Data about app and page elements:
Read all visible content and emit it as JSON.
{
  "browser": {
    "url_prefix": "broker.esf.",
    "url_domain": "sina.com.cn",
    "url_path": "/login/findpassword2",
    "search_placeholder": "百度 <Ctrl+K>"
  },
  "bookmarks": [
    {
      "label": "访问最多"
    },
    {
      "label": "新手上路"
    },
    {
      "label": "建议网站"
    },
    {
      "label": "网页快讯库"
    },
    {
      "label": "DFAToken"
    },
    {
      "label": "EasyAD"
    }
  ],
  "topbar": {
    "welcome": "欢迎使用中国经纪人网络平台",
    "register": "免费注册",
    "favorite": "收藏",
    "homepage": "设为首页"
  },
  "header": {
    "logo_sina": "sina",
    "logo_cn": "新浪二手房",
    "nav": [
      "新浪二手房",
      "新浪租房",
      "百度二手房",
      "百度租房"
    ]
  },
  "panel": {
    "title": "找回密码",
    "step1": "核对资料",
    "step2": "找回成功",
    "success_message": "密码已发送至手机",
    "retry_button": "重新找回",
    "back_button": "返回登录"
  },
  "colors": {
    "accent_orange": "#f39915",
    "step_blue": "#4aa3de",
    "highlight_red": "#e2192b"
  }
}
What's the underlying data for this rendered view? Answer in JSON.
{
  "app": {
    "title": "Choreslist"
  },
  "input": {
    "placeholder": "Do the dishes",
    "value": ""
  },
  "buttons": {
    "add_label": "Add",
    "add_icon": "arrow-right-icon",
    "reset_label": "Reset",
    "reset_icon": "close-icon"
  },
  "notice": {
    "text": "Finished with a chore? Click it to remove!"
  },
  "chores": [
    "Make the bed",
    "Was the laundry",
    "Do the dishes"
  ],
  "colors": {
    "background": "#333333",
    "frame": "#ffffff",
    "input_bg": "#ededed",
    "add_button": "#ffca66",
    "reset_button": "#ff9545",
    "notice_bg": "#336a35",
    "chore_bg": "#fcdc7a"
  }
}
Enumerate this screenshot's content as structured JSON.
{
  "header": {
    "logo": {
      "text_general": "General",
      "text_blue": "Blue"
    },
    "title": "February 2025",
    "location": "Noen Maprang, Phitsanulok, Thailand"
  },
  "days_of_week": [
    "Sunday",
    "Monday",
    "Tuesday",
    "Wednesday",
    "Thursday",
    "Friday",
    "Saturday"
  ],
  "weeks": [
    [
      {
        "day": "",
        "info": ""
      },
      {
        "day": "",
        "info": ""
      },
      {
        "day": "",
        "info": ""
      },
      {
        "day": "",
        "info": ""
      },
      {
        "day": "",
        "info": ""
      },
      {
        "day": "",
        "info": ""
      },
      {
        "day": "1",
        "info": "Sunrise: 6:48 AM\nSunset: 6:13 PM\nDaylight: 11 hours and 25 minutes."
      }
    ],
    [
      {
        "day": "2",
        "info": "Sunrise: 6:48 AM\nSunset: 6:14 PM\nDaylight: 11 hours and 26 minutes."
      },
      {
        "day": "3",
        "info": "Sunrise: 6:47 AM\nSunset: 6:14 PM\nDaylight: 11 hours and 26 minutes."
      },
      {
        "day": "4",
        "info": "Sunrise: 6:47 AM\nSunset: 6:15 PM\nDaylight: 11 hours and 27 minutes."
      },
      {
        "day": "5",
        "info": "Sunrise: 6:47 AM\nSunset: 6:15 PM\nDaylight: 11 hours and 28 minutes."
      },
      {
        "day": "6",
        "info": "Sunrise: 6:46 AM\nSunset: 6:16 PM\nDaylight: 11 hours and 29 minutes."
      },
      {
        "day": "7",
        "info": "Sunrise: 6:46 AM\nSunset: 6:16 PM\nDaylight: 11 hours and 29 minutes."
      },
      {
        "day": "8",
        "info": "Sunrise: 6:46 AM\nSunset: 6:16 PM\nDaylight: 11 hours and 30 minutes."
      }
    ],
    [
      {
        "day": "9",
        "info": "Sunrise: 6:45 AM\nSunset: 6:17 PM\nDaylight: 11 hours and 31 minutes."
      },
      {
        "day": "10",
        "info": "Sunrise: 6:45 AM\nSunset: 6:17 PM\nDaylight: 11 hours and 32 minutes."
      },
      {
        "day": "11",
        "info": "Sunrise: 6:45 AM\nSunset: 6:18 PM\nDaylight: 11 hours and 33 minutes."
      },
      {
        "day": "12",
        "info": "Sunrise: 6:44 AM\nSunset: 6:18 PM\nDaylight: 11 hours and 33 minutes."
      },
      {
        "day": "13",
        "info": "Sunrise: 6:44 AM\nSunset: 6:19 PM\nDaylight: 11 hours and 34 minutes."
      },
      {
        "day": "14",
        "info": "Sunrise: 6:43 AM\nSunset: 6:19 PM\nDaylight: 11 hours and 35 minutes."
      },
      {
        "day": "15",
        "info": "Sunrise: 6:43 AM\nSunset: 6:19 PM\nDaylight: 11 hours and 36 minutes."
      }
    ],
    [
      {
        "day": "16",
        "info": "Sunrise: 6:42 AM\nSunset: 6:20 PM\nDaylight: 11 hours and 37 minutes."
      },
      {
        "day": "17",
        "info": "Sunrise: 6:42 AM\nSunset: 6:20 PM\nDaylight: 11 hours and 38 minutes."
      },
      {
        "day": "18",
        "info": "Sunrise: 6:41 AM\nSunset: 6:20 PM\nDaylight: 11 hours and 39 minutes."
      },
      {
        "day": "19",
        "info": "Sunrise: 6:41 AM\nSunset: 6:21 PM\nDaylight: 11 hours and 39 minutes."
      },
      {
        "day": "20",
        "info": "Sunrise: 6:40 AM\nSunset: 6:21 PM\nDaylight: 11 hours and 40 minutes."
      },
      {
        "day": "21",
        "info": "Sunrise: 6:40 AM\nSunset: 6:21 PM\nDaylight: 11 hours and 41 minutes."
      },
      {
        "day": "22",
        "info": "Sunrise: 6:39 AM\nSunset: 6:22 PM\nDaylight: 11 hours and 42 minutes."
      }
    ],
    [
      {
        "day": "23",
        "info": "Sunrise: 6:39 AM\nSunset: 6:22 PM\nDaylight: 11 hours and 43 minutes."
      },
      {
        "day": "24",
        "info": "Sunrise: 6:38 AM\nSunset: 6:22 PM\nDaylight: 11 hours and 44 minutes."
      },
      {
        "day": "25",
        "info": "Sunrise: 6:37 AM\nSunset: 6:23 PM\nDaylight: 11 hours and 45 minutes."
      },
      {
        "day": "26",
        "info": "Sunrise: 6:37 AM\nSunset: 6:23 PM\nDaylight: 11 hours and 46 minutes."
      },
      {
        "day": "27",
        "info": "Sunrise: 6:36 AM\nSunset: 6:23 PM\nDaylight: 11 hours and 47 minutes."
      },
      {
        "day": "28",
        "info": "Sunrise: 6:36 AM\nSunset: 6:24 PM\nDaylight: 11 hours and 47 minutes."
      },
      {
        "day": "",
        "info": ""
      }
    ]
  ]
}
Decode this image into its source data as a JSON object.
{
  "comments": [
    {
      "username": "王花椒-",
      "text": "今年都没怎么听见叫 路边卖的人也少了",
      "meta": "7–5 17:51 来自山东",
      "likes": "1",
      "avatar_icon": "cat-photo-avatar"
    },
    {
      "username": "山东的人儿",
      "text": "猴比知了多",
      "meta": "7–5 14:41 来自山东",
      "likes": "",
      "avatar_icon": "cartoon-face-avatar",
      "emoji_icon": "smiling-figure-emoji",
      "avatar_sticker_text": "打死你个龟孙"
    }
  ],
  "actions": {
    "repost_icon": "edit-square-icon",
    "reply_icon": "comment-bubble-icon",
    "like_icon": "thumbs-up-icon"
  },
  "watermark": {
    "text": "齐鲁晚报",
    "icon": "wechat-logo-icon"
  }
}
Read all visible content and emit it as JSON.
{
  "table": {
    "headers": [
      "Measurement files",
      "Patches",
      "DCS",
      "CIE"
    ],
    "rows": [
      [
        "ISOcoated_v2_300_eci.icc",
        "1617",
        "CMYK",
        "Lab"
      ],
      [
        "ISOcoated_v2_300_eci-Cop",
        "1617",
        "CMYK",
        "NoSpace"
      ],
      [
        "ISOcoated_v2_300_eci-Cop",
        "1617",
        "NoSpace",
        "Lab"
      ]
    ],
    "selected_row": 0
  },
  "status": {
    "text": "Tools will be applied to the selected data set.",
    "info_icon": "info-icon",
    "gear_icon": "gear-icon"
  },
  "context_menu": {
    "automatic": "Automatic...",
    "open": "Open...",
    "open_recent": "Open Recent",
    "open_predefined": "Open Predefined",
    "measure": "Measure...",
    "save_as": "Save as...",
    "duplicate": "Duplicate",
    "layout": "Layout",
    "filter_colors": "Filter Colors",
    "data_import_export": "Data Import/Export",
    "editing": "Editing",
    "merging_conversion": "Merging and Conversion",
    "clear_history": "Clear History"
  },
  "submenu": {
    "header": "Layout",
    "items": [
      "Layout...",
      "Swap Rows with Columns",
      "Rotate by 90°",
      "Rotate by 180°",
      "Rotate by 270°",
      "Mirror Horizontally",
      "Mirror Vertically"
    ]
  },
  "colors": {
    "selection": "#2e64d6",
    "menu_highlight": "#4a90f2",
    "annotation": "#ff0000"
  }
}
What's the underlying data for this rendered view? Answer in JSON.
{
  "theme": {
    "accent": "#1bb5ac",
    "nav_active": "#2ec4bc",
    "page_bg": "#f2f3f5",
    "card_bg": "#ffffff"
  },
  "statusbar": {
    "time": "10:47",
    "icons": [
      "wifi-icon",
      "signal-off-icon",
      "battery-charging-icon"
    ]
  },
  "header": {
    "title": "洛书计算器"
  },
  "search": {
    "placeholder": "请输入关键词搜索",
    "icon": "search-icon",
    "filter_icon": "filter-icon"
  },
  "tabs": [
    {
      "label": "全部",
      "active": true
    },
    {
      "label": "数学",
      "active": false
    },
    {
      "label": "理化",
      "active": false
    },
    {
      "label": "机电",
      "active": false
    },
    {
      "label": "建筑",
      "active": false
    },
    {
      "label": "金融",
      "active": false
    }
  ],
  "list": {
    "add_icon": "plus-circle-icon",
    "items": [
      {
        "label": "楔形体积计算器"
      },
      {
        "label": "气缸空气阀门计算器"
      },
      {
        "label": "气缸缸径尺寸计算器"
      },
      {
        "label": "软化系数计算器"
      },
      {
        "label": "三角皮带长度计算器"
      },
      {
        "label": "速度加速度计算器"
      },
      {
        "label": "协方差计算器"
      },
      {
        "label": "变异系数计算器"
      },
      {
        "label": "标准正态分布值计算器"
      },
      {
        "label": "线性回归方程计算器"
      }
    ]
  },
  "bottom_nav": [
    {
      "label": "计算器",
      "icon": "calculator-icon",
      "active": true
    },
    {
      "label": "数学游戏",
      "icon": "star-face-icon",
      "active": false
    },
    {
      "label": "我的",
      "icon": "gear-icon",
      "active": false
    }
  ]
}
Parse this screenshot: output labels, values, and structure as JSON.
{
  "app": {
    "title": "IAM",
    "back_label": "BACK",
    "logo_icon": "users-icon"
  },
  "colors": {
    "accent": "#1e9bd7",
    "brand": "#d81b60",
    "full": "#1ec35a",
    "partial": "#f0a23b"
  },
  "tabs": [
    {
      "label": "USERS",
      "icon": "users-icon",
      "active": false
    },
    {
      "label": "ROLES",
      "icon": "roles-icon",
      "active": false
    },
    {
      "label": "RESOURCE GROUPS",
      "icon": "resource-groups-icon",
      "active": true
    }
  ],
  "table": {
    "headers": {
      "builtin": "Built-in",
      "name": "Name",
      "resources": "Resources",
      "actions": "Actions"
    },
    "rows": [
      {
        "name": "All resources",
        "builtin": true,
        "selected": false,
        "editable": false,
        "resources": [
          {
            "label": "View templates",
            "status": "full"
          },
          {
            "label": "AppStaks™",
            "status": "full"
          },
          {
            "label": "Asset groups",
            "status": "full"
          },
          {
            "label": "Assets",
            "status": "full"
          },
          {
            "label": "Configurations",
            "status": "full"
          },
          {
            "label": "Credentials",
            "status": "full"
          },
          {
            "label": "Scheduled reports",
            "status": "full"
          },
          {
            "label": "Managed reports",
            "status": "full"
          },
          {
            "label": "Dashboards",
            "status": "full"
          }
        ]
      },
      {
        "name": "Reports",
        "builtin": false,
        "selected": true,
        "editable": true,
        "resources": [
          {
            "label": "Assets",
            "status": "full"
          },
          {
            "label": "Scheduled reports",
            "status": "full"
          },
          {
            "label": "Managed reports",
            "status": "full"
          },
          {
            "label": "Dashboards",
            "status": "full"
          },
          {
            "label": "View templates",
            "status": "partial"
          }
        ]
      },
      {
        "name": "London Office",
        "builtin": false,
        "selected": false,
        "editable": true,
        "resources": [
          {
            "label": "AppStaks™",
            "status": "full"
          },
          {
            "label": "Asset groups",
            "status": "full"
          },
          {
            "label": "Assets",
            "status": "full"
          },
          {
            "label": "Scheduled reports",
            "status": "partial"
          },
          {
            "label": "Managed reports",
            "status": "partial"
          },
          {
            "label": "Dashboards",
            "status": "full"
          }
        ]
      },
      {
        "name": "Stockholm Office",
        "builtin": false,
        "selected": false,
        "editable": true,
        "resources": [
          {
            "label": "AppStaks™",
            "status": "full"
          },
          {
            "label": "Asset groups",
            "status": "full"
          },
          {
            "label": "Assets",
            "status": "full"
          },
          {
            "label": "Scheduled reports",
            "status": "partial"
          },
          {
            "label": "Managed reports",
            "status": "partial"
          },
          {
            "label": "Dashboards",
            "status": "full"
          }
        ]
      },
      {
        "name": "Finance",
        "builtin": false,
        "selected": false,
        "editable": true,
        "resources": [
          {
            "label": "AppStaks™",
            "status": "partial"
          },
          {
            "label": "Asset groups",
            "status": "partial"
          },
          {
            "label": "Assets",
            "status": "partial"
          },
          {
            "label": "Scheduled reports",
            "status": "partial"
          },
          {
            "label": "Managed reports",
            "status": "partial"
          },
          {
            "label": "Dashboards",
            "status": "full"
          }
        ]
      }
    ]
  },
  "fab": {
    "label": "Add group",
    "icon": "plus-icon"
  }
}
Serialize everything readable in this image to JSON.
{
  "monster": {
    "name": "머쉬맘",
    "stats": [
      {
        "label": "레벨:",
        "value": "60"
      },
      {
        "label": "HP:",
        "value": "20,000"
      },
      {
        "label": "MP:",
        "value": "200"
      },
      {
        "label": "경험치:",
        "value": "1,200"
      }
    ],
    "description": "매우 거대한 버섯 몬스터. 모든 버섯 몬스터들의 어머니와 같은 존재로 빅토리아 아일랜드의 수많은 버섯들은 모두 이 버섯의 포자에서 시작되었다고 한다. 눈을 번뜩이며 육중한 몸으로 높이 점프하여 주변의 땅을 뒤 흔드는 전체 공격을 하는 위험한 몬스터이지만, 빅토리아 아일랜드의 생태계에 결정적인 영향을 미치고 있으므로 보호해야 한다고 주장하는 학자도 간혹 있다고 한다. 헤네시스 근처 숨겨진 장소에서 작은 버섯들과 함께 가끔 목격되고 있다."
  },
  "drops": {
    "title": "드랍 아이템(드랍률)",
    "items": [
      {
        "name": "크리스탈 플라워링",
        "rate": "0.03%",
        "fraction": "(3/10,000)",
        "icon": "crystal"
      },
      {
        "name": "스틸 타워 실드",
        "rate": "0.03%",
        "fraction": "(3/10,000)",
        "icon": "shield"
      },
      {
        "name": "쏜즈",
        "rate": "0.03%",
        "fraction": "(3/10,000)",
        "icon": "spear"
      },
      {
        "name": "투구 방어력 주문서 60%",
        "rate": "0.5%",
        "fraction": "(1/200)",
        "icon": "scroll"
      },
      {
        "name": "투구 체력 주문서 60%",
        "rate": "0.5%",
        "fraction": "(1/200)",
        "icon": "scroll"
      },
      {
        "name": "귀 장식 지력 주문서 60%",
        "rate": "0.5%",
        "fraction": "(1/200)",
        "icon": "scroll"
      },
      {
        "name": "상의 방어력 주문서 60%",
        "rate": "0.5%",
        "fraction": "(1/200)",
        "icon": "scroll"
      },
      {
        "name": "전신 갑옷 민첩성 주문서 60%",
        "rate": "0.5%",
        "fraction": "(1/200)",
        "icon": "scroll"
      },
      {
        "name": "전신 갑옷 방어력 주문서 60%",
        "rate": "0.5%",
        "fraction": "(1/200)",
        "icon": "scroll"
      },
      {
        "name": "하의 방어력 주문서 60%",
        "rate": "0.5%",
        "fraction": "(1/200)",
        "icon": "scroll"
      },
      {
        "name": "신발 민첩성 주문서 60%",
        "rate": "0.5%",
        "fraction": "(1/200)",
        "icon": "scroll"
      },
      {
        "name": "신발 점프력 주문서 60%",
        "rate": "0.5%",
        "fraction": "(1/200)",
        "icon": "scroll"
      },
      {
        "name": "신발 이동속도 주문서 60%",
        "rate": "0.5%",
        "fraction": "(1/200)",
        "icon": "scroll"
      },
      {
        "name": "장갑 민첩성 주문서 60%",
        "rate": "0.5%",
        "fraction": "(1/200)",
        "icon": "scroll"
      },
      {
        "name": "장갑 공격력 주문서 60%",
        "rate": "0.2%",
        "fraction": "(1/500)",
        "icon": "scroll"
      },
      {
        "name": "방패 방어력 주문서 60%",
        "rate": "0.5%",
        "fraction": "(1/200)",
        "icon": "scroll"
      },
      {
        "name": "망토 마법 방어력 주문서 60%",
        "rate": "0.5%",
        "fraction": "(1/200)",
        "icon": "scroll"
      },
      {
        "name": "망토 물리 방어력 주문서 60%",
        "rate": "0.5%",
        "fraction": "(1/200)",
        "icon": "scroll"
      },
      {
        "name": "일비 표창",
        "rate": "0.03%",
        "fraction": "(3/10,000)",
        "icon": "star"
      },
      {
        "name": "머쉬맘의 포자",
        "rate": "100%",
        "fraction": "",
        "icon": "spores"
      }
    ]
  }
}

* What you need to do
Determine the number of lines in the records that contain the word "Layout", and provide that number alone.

* Written solution
3